▶ [WHAT THIS TASK INVOLVES]:
Wherever a line in the data below holds "Pass", copy that line.

====================

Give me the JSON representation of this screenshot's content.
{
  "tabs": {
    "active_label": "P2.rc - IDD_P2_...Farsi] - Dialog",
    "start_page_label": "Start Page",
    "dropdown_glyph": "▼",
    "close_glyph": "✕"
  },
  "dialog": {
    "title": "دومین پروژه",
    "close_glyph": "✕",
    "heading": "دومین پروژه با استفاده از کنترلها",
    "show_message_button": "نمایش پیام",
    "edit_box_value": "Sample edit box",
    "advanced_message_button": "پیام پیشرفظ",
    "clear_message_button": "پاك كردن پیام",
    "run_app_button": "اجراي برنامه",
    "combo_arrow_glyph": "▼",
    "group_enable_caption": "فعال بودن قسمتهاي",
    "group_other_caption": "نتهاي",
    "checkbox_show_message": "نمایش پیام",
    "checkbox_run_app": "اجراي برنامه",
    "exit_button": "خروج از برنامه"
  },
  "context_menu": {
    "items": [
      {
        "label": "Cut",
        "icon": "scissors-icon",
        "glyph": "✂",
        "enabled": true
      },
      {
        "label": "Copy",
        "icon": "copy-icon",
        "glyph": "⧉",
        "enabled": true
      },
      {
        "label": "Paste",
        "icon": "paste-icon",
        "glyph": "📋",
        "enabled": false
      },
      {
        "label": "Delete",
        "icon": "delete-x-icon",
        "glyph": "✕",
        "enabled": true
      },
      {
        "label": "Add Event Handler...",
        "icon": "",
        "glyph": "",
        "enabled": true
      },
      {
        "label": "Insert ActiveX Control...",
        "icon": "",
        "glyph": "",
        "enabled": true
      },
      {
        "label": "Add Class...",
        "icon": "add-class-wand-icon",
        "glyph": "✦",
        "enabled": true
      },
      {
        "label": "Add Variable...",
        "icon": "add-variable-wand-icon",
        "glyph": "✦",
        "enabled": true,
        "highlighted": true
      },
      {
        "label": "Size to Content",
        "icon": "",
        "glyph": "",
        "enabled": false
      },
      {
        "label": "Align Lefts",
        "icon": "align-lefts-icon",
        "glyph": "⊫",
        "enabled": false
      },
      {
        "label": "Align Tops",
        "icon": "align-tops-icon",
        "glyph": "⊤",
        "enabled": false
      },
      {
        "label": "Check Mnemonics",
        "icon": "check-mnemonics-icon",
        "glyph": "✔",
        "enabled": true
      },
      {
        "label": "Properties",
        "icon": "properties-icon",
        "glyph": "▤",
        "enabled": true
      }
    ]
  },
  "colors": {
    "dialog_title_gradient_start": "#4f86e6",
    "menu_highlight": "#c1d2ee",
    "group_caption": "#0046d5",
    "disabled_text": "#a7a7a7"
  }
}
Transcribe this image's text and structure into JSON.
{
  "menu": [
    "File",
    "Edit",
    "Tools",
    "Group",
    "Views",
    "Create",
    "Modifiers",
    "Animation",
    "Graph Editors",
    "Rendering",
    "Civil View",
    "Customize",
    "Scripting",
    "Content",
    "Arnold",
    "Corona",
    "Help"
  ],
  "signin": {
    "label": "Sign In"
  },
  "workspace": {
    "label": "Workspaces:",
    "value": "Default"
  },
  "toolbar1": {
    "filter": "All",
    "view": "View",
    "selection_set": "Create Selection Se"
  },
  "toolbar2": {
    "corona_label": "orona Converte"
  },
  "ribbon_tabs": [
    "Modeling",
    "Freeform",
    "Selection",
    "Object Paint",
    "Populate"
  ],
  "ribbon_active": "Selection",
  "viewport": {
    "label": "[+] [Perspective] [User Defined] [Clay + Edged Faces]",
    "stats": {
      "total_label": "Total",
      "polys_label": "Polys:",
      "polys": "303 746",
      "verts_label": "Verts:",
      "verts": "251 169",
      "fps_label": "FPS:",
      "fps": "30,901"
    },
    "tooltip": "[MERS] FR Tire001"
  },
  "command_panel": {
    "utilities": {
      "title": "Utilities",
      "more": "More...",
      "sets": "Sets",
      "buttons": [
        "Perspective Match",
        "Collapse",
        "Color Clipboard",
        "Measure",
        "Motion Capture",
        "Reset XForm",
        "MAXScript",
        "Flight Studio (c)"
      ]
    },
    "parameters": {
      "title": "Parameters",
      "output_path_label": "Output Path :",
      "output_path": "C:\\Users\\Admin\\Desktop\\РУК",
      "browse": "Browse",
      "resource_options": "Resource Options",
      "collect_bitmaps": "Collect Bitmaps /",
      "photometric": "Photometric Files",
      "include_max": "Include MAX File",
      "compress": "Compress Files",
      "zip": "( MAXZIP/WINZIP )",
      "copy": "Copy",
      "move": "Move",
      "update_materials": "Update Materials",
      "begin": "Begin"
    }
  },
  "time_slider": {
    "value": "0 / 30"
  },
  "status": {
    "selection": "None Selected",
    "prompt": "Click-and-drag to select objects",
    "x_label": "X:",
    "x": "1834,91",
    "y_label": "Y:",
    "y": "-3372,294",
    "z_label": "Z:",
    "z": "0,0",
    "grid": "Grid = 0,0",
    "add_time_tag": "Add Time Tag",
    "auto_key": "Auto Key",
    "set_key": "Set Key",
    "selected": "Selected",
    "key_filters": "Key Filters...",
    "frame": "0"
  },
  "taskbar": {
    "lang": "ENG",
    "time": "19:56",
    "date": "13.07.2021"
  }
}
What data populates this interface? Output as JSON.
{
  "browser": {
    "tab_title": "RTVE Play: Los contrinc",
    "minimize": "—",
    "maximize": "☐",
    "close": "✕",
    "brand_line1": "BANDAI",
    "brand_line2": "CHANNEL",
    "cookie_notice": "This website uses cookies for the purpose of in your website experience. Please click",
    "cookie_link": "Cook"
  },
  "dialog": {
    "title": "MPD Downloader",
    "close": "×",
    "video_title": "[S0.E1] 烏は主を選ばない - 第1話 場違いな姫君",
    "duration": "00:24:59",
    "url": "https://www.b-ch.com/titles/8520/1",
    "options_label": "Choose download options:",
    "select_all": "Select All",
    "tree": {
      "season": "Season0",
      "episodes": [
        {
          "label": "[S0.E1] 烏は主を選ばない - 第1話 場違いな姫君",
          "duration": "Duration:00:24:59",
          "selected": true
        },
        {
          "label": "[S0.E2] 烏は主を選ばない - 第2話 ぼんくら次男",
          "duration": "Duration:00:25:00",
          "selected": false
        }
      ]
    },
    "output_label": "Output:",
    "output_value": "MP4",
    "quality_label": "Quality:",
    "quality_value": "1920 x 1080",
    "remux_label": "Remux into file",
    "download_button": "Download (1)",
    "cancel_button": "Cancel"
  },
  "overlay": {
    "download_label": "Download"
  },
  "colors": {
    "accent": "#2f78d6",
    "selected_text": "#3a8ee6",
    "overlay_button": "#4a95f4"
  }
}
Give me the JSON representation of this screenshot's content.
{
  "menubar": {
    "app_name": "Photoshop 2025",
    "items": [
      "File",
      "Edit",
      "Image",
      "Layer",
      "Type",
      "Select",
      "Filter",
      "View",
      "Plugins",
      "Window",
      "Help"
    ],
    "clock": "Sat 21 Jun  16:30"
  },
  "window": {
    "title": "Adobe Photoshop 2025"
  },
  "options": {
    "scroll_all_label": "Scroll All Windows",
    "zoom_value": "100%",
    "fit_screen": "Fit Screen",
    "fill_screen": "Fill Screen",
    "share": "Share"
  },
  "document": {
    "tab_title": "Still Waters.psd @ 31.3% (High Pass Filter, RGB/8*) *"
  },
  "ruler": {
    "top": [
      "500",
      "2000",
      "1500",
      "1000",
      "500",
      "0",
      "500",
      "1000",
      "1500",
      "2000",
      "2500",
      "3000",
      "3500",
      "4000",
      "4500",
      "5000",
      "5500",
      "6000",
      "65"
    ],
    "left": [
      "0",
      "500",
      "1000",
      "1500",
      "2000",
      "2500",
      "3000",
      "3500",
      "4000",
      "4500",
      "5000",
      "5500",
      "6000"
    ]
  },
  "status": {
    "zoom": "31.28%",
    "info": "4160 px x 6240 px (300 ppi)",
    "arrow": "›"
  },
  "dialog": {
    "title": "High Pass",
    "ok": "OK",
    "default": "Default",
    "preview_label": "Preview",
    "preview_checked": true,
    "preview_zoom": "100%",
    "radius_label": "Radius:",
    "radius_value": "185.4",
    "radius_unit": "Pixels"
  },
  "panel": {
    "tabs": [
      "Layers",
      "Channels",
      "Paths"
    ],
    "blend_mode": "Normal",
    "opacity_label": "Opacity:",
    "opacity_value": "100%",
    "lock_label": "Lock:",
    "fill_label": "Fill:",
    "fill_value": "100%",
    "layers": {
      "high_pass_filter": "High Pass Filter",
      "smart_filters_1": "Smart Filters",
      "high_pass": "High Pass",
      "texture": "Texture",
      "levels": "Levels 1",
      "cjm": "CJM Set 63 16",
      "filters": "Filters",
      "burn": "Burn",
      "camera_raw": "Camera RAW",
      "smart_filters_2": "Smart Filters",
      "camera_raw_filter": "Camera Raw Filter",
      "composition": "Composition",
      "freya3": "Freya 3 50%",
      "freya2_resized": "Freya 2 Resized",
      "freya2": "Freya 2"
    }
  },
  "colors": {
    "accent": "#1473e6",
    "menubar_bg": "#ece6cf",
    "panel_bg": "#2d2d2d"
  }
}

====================

▶ [TASK SOLUTION]:
    "tab_title": "Still Waters.psd @ 31.3% (High Pass Filter, RGB/8*) *"
    "title": "High Pass",
      "high_pass_filter": "High Pass Filter",
      "high_pass": "High Pass",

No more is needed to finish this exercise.